[Requirement]: Find all lines below containing the string "data" and return them.

= Beginning of Section =

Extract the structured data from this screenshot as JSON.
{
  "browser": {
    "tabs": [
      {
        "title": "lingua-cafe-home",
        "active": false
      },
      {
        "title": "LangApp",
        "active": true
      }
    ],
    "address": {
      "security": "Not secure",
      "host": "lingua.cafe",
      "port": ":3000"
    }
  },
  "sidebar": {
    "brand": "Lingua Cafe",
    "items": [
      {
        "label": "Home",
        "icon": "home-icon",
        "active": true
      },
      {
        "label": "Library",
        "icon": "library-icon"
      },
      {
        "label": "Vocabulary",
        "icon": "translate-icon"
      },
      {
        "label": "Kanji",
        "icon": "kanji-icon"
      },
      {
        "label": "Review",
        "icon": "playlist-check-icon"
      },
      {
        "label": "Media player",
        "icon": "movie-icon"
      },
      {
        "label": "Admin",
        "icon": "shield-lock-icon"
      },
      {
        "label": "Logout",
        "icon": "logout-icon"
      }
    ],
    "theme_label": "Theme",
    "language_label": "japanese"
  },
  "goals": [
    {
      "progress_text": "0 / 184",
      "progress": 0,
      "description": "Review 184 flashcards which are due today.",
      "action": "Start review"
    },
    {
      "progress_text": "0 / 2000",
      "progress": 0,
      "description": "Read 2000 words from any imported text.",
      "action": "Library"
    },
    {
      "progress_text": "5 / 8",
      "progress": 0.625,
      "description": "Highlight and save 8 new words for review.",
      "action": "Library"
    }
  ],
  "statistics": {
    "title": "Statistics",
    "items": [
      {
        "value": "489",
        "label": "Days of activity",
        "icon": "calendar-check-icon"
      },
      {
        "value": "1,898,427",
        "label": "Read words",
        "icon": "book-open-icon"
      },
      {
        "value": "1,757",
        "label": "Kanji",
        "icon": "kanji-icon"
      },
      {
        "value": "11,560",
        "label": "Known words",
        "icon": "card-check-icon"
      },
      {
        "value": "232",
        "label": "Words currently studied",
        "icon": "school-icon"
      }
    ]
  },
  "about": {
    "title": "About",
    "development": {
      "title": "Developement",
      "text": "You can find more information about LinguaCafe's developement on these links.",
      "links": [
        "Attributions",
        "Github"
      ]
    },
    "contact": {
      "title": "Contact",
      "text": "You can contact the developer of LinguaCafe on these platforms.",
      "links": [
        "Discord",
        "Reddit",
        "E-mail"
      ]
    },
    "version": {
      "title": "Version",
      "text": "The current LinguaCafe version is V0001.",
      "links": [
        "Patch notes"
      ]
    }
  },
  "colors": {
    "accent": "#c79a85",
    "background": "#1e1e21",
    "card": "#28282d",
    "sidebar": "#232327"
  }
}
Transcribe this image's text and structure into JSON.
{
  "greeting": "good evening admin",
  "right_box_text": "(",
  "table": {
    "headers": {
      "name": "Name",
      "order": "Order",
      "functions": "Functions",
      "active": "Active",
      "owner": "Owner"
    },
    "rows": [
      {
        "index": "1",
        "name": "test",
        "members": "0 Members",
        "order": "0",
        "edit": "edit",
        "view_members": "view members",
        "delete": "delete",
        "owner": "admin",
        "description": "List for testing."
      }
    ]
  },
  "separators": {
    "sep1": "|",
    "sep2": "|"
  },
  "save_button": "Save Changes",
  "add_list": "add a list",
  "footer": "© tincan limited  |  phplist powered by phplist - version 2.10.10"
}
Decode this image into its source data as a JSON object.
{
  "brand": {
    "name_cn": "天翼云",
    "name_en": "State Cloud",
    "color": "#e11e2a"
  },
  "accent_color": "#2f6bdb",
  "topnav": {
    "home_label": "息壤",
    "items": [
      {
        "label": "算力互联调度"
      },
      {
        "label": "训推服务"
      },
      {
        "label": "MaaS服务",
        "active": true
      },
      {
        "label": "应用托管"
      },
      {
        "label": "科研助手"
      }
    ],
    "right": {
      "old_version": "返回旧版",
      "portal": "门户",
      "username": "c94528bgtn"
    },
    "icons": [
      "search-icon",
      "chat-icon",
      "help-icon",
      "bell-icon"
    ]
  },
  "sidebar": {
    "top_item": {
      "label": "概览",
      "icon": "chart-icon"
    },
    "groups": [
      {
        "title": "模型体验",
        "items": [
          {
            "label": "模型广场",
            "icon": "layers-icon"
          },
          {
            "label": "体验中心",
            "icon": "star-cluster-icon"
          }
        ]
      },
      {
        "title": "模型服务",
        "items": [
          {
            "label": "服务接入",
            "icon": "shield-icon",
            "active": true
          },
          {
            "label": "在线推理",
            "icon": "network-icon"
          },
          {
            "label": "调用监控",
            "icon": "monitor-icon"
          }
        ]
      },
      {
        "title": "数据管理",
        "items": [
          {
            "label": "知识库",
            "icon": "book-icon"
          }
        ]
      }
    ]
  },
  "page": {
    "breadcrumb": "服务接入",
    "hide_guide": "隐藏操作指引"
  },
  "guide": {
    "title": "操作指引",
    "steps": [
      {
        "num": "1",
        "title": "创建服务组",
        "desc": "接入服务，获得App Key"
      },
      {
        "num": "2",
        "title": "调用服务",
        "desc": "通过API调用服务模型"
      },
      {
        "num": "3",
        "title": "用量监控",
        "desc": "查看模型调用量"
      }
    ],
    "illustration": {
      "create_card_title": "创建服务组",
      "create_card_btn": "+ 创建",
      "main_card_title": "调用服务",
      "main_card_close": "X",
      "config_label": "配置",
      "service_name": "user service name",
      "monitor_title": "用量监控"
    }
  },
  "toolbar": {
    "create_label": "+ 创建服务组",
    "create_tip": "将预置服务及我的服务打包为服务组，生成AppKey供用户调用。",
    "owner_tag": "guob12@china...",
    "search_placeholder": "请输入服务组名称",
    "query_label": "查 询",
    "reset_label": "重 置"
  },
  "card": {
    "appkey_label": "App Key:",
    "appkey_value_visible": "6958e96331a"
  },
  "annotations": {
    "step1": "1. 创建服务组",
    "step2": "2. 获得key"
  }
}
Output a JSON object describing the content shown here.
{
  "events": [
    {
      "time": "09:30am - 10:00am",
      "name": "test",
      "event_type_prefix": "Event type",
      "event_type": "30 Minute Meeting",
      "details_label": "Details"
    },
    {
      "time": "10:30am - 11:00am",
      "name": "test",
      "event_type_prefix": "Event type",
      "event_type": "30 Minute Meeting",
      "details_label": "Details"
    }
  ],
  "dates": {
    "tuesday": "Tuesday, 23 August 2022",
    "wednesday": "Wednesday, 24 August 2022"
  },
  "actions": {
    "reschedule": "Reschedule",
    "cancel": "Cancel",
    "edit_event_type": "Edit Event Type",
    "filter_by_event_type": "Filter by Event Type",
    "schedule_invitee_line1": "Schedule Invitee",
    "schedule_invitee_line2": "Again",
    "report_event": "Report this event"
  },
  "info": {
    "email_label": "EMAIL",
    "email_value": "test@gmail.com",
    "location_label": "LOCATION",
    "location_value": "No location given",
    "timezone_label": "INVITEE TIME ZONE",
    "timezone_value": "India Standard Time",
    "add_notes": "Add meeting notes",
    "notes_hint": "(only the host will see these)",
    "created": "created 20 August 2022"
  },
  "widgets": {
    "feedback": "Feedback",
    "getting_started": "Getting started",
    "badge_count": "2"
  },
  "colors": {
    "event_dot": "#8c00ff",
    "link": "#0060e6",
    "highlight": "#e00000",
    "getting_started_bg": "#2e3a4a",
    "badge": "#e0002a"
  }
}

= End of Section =

[Reply]:
Extract the structured data from this screenshot as JSON.
Decode this image into its source data as a JSON object.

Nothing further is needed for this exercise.